_Directions for this task_. Because the entries hold pictures, reproduce only their words, exactly as written.

_Information provided_.
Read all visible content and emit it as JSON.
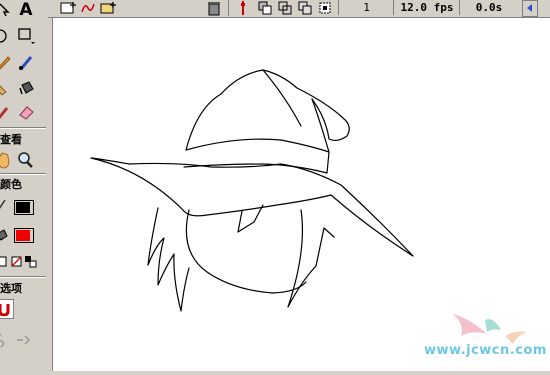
{
  "toolbox": {
    "section_view": "查看",
    "section_color": "颜色",
    "section_options": "选项",
    "top_tool_text": "A",
    "stroke_color": "#000000",
    "fill_color": "#ee0000"
  },
  "timeline": {
    "frame": "1",
    "fps": "12.0 fps",
    "time": "0.0s"
  },
  "watermark": "www.jcwcn.com",
  "colors": {
    "panel": "#d4d0c8",
    "stage": "#ffffff",
    "accent_red": "#cc0000"
  }
}
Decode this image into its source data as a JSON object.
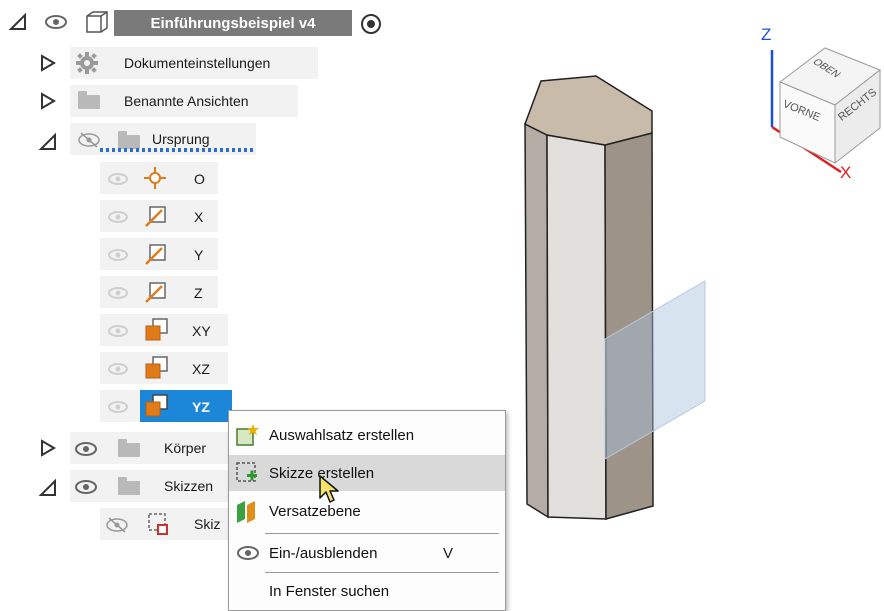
{
  "browser": {
    "root": {
      "label": "Einführungsbeispiel v4"
    },
    "items": [
      {
        "label": "Dokumenteinstellungen"
      },
      {
        "label": "Benannte Ansichten"
      },
      {
        "label": "Ursprung"
      }
    ],
    "origin": [
      {
        "label": "O"
      },
      {
        "label": "X"
      },
      {
        "label": "Y"
      },
      {
        "label": "Z"
      },
      {
        "label": "XY"
      },
      {
        "label": "XZ"
      },
      {
        "label": "YZ"
      }
    ],
    "koerper": {
      "label": "Körper"
    },
    "skizzen": {
      "label": "Skizzen"
    },
    "skizze_child": {
      "label": "Skiz"
    }
  },
  "context_menu": {
    "items": [
      {
        "label": "Auswahlsatz erstellen"
      },
      {
        "label": "Skizze erstellen"
      },
      {
        "label": "Versatzebene"
      },
      {
        "label": "Ein-/ausblenden",
        "shortcut": "V"
      },
      {
        "label": "In Fenster suchen"
      }
    ]
  },
  "viewcube": {
    "axis_z": "Z",
    "axis_x": "X",
    "face_top": "OBEN",
    "face_front": "VORNE",
    "face_right": "RECHTS"
  },
  "colors": {
    "selection": "#1c86d8",
    "accent_orange": "#e07b1a",
    "axis_z": "#1a4fd8",
    "axis_x": "#e02020"
  }
}
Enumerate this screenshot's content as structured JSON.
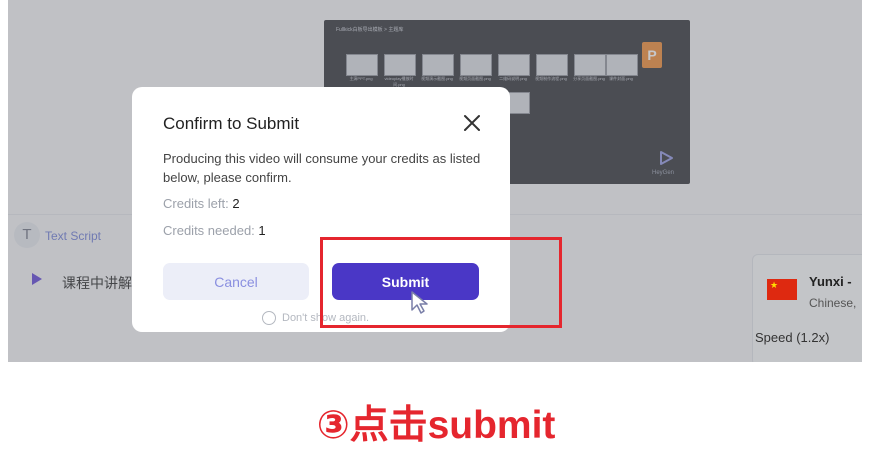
{
  "background": {
    "video_window_title": "Fullkick白板导出模板 > 主题库",
    "thumbnails": [
      "主演PPT.png",
      "videoplay播放时间.png",
      "视频演示截图.png",
      "视频页面截图.png",
      "二维码说明.png",
      "视频制作流程.png",
      "分享页面截图.png",
      "课件封面.png"
    ],
    "watermark_brand": "HeyGen",
    "tab_text_script": "Text Script",
    "tab_icon": "T",
    "script_line": "课程中讲解",
    "voice_name": "Yunxi -",
    "voice_language": "Chinese,",
    "speed_label": "Speed (1.2x)"
  },
  "modal": {
    "title": "Confirm to Submit",
    "description": "Producing this video will consume your credits as listed below, please confirm.",
    "credits_left_label": "Credits left:",
    "credits_left_value": "2",
    "credits_needed_label": "Credits needed:",
    "credits_needed_value": "1",
    "cancel_label": "Cancel",
    "submit_label": "Submit",
    "dont_show_label": "Don't show again."
  },
  "caption": "③点击submit",
  "colors": {
    "accent": "#4a37c6",
    "highlight": "#e5262e",
    "cancel_bg": "#eceef8"
  }
}
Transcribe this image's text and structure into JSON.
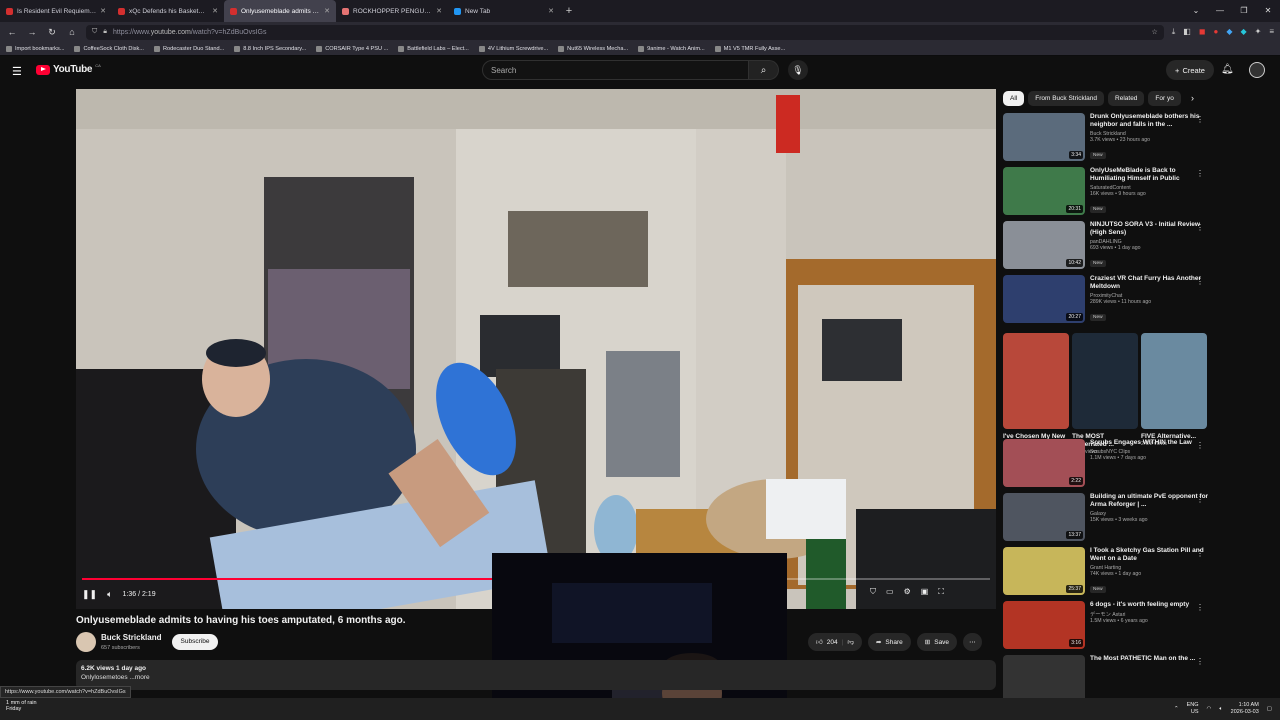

_Exercise solution_.
Read all visible content and emit it as JSON.
{
  "toolbox": {
    "section_view": "查看",
    "section_color": "颜色",
    "section_options": "选项",
    "top_tool_text": "A",
    "stroke_color": "#000000",
    "fill_color": "#ee0000"
  },
  "timeline": {
    "frame": "1",
    "fps": "12.0 fps",
    "time": "0.0s"
  },
  "watermark": "www.jcwcn.com",
  "colors": {
    "panel": "#d4d0c8",
    "stage": "#ffffff",
    "accent_red": "#cc0000"
  }
}
Decode this image into its source data as a JSON object.
{
  "browser": {
    "root": {
      "label": "Einführungsbeispiel v4"
    },
    "items": [
      {
        "label": "Dokumenteinstellungen"
      },
      {
        "label": "Benannte Ansichten"
      },
      {
        "label": "Ursprung"
      }
    ],
    "origin": [
      {
        "label": "O"
      },
      {
        "label": "X"
      },
      {
        "label": "Y"
      },
      {
        "label": "Z"
      },
      {
        "label": "XY"
      },
      {
        "label": "XZ"
      },
      {
        "label": "YZ"
      }
    ],
    "koerper": {
      "label": "Körper"
    },
    "skizzen": {
      "label": "Skizzen"
    },
    "skizze_child": {
      "label": "Skiz"
    }
  },
  "context_menu": {
    "items": [
      {
        "label": "Auswahlsatz erstellen"
      },
      {
        "label": "Skizze erstellen"
      },
      {
        "label": "Versatzebene"
      },
      {
        "label": "Ein-/ausblenden",
        "shortcut": "V"
      },
      {
        "label": "In Fenster suchen"
      }
    ]
  },
  "viewcube": {
    "axis_z": "Z",
    "axis_x": "X",
    "face_top": "OBEN",
    "face_front": "VORNE",
    "face_right": "RECHTS"
  },
  "colors": {
    "selection": "#1c86d8",
    "accent_orange": "#e07b1a",
    "axis_z": "#1a4fd8",
    "axis_x": "#e02020"
  }
}
Enumerate this screenshot's content as structured JSON.
{
  "background": {
    "video_window_title": "Fullkick白板导出模板 > 主题库",
    "thumbnails": [
      "主演PPT.png",
      "videoplay播放时间.png",
      "视频演示截图.png",
      "视频页面截图.png",
      "二维码说明.png",
      "视频制作流程.png",
      "分享页面截图.png",
      "课件封面.png"
    ],
    "watermark_brand": "HeyGen",
    "tab_text_script": "Text Script",
    "tab_icon": "T",
    "script_line": "课程中讲解",
    "voice_name": "Yunxi -",
    "voice_language": "Chinese,",
    "speed_label": "Speed (1.2x)"
  },
  "modal": {
    "title": "Confirm to Submit",
    "description": "Producing this video will consume your credits as listed below, please confirm.",
    "credits_left_label": "Credits left:",
    "credits_left_value": "2",
    "credits_needed_label": "Credits needed:",
    "credits_needed_value": "1",
    "cancel_label": "Cancel",
    "submit_label": "Submit",
    "dont_show_label": "Don't show again."
  },
  "caption": "③点击submit",
  "colors": {
    "accent": "#4a37c6",
    "highlight": "#e5262e",
    "cancel_bg": "#eceef8"
  }
}
Transcribe this image's text and structure into JSON.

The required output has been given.